The Bo Xilai scandal that has exposed deep rifts at the heart of the Chinese political system and grown into an international saga of spy-thriller dimensions led this week to the arrest of Bo’s wife under suspicion of murder. Now it is evolving into a larger indictment of corruption in China.The NYT reports that Chinese authorities continue to hammer down on Bo Xilai and his wife, Gu Kailai, but they are turning their focus from investigating the murder of Briton Neil Heywood, to the couple’s ill-begotten wealth, accumulated over the years by shrewdly overlaying business dealings with political connections. Jiang Weiping, a journalist quoted in the story, put it this way:

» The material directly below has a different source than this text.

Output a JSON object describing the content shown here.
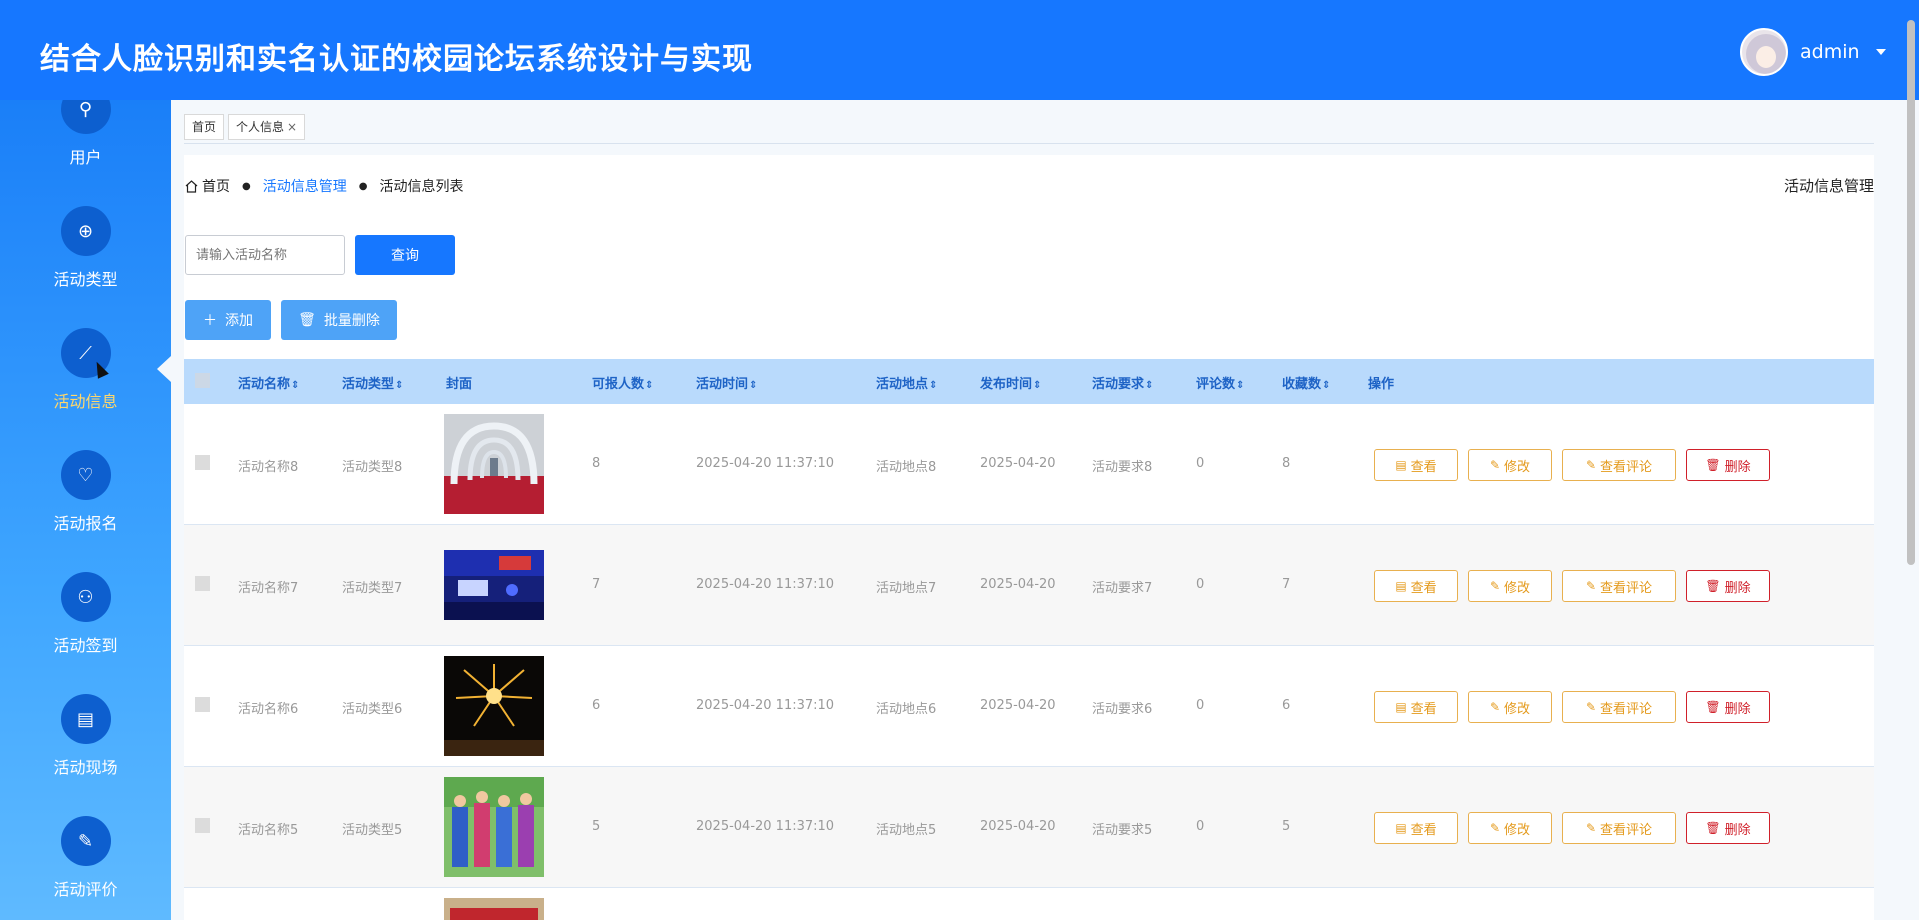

Bo Xilai and Gu Kailai really didn’t have separate careers…They operated like a single unit. His career was devoted to power; hers was to money.
While Bo rose through the ranks, from mayor of Dalian to party secretary for the province of Chonqing, by waging a brutally efficient war on crime, his wife, a lawyer, built a business around her husband’s influence:
In the early 1990s, when her husband was mayor of the seaside city of Dalian, Ms. Gu established a law firm, and later a consultancy, that helped ease the path for businessmen seeking to develop property in the city — a process that her husband essentially controlled. . . . Ms. Gu’s firm flourished by serving as a gatekeeper to her husband and his powerful government associates.
She was, in other words, no Ann Romney. According to the story, Bo’s wife has been a director of eight privately held companies in Hong Kong, and started a company in Dorset, in Britain. And Bo’s brother received a million-dollar salary and stock options worth $25 million for his work at a state-owned company, China Everbright Holdings.The former Chonqing police chief who first unleashed the scandal, when he sought refuge in the American consulate out of fear of retribution for investigating Bo’s wife for her role in Heywood’s murder, claimed that Bo’s wife transferred hundreds of millions of dollars abroad.In exposing every detail of how Bo’s wife and entourage harnessed personal political connections to fatten their pockets, Chinese authorities are also indicting a wider segment of China’s political elite, for whom family connections also turn into lucrative business opportunities.As Steven Tsang, a British academic quoted by the New York Times, put it: “This is why the dog who has fallen into the water is still being beaten.” Bo is in the spotlight but his corruption and wealth are not so atypical. As the morality tale widens its scope, expect to see much more talk about China’s intolerance for corruption.L’affaire Bo Xilai confronts China’s rulers with dilemmas that cannot be resolved without pushing the system toward change. On the one hand, Bo’s rise threatened the foundations of China’s collective leadership. This is a man who wanted to rule China, not serve as one member of a bland collective leadership. And he had found the secret to building a mass constituency outside the Party hierarchy: Maoist rhetoric, crackdowns on the rich in the name of fighting corruption, collection of bribes from panicky rich people hoping to escape your crackdown, high profile (if mostly rhetorical) criticism of the growing gap between rich and poor.Bo had to be stopped before his personal charisma and power destroyed the collective leadership model that has run China since Mao’s death. But to destroy him, it was necessary to discredit him, and that required turning the searchlight onto the crimes and hypocrisies that accompanied his rise. The links between business and politics, the culture of corruption, the manipulation of family ties, the rewards of elite status in the red aristocracy: the news about how Bo operated confirms Chinese suspicions and deepens their cynicism about how their system operates and what their rulers are like.The Party had to bring Bo down; it could not bring him down without weakening itself.China is changing; it has developed too fast and too chaotically to be easily controlled by a one party system, and technocratic nepotism is unlikely to survive as an enduring social model. The crisis it now faces as it attempts to modify its development model (export oriented growth based on manufacturing prowess) is going to test the resiliency of its system even as China’ s increasingly active and self aware public opinion demands a more responsive — and less corrupt — government.Nobody knows hos this will work out, but China’s political system cannot remain frozen in time while China’s economy and its society undergo revolutionary change.